Study material
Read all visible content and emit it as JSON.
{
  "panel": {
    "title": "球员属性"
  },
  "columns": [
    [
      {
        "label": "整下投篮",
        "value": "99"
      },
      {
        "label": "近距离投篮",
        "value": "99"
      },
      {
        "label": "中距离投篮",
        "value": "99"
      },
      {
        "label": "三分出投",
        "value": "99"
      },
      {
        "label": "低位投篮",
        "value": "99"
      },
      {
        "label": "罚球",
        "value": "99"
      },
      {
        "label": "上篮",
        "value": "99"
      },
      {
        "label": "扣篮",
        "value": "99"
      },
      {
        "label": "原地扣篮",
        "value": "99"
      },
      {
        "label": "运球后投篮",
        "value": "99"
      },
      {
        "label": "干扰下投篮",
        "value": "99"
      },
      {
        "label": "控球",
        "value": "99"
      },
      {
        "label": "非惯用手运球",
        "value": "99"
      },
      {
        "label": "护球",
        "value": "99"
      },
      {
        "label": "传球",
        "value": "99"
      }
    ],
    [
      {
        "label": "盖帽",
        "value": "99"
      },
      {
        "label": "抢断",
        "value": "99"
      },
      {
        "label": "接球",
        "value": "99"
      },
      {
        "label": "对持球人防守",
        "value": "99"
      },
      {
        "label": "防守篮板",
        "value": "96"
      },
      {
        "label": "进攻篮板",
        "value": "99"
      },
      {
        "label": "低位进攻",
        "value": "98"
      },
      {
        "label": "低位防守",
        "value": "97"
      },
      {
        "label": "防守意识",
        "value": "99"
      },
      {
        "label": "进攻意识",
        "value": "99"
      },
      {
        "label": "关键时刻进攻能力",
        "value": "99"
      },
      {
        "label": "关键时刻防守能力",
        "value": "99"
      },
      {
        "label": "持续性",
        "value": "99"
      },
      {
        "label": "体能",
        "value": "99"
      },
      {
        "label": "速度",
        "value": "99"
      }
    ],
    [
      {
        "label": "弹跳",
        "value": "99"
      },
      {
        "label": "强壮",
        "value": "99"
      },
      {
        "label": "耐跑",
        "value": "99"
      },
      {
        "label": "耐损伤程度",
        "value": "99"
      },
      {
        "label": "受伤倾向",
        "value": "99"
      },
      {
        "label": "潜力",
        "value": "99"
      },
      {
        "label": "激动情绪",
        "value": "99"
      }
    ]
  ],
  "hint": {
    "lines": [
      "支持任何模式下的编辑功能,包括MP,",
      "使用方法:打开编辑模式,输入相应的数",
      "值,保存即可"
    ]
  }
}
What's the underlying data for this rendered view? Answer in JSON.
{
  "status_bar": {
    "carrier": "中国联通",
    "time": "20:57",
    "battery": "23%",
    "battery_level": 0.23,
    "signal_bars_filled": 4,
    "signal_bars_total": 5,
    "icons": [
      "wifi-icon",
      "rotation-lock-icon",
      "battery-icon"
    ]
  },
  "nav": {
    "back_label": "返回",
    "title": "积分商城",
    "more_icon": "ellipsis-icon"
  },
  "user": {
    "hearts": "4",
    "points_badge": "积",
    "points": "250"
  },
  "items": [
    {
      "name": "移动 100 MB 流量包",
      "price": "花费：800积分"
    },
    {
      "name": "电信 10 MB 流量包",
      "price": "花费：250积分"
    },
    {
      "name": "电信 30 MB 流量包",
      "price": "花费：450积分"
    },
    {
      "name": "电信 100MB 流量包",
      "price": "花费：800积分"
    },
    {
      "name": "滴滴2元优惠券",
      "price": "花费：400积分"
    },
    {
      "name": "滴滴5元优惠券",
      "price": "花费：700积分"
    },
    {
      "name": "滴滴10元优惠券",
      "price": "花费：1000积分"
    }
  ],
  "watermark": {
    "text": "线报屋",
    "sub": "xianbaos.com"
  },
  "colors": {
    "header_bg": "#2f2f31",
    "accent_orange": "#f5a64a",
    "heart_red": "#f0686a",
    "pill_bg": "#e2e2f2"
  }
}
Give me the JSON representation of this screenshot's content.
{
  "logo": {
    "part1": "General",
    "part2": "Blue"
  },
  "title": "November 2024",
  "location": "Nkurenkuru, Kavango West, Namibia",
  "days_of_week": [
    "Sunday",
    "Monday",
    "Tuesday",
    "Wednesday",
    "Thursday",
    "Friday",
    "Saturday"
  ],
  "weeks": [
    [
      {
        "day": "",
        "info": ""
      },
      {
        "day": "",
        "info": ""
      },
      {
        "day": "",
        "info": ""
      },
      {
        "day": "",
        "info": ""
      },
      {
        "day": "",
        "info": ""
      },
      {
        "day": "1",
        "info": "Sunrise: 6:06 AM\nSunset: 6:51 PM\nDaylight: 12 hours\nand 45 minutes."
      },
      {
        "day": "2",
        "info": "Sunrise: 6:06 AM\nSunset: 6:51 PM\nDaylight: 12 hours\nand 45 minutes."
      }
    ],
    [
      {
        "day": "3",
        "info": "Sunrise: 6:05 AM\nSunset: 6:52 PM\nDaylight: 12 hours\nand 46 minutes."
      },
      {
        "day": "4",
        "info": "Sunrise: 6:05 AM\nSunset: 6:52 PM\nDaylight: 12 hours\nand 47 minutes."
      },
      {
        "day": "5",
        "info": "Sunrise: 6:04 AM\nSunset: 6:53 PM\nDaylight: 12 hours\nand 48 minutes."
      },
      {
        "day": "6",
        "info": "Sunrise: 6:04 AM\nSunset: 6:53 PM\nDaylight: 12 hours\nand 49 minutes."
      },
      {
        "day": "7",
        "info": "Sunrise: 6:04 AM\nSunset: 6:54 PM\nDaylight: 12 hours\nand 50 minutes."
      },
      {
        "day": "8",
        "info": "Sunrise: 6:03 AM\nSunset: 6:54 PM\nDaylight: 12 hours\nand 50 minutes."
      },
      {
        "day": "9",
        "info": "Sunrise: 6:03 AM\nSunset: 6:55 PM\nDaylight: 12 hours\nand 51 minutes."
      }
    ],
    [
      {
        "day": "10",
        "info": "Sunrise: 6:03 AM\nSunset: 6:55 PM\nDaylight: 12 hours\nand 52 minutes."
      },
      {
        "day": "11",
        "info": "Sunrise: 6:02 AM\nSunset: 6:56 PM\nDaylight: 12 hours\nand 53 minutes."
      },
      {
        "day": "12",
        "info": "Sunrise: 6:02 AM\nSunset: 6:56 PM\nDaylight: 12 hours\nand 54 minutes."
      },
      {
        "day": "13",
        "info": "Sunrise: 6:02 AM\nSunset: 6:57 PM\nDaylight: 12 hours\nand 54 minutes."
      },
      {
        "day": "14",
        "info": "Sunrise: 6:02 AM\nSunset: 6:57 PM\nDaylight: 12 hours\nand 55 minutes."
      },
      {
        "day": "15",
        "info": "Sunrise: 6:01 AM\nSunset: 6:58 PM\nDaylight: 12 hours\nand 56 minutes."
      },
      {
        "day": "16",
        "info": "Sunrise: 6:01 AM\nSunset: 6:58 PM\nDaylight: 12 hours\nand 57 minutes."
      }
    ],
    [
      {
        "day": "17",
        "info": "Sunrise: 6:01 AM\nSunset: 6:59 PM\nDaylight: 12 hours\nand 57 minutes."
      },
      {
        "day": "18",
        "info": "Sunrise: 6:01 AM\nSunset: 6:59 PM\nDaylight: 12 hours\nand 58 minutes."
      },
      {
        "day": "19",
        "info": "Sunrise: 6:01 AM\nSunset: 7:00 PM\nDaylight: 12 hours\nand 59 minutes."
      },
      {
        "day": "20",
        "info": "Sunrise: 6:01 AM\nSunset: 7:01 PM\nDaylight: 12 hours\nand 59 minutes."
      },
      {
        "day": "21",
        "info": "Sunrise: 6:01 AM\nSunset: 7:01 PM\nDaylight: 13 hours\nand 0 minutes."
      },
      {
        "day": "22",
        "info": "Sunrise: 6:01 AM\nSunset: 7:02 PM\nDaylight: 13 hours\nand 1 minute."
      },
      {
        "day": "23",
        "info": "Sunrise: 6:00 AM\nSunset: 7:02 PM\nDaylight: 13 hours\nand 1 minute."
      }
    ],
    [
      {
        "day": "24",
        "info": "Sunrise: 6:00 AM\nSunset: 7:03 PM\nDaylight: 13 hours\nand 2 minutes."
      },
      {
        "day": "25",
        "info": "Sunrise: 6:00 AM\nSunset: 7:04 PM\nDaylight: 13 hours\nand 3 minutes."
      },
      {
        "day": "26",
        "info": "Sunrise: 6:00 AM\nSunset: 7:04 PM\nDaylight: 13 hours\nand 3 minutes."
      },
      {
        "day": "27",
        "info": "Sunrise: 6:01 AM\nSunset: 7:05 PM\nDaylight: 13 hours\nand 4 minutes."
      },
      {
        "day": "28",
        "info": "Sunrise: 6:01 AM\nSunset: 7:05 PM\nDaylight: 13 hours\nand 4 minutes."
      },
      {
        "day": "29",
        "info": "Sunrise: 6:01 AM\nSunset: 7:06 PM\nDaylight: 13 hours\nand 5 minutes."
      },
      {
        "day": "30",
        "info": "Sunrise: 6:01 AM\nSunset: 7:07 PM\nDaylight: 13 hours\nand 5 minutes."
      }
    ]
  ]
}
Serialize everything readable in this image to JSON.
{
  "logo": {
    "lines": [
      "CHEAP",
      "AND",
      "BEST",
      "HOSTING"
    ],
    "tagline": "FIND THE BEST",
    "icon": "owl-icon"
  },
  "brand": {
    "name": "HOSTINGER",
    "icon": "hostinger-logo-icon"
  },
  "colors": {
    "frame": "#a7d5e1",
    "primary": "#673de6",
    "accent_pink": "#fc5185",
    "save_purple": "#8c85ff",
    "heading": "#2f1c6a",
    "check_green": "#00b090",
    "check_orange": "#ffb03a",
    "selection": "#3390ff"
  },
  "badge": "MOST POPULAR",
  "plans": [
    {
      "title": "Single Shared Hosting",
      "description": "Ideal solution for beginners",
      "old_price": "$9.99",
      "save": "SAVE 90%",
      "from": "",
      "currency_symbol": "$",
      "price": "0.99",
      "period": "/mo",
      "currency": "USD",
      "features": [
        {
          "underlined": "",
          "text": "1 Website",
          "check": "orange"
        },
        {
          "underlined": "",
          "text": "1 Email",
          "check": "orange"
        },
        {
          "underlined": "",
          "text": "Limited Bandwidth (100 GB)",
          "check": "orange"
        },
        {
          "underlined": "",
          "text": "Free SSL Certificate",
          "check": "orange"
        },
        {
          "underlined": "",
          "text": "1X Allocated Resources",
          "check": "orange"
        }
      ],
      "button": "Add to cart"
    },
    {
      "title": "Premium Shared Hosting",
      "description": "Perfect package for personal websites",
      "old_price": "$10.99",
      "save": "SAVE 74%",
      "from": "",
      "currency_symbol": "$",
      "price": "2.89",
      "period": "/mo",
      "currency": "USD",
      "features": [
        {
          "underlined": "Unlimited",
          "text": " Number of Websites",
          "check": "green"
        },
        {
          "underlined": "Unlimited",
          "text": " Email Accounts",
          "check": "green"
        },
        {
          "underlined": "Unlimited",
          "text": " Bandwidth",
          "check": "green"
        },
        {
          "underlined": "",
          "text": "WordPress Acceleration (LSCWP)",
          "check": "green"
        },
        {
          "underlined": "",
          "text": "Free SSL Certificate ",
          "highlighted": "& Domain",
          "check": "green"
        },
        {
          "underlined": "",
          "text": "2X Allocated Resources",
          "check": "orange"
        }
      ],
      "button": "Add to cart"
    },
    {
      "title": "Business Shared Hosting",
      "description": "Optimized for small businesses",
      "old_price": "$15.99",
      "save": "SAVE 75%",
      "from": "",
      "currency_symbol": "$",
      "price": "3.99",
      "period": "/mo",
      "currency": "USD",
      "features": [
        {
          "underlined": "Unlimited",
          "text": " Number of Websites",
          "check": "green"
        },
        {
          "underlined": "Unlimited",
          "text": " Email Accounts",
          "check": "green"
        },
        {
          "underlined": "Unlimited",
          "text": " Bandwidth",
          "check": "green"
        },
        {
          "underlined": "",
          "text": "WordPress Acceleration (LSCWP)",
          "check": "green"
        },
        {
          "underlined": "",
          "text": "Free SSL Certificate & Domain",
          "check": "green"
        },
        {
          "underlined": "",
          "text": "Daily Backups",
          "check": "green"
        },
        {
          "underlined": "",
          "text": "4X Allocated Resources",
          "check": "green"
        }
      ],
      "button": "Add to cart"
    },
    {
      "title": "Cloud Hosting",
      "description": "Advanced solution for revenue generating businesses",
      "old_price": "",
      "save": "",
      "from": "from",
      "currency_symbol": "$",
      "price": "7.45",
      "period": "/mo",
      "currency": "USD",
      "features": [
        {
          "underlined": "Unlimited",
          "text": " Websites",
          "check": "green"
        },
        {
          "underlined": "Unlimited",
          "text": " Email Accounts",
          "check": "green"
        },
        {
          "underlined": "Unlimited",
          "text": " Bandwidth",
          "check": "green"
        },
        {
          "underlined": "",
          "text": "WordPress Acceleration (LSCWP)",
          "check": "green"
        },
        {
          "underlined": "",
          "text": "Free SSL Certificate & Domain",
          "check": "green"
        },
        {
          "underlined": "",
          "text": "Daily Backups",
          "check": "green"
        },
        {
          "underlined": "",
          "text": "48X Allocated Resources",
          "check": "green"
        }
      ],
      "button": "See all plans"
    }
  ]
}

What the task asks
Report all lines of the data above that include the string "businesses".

Task answer
      "description": "Optimized for small businesses",
      "description": "Advanced solution for revenue generating businesses",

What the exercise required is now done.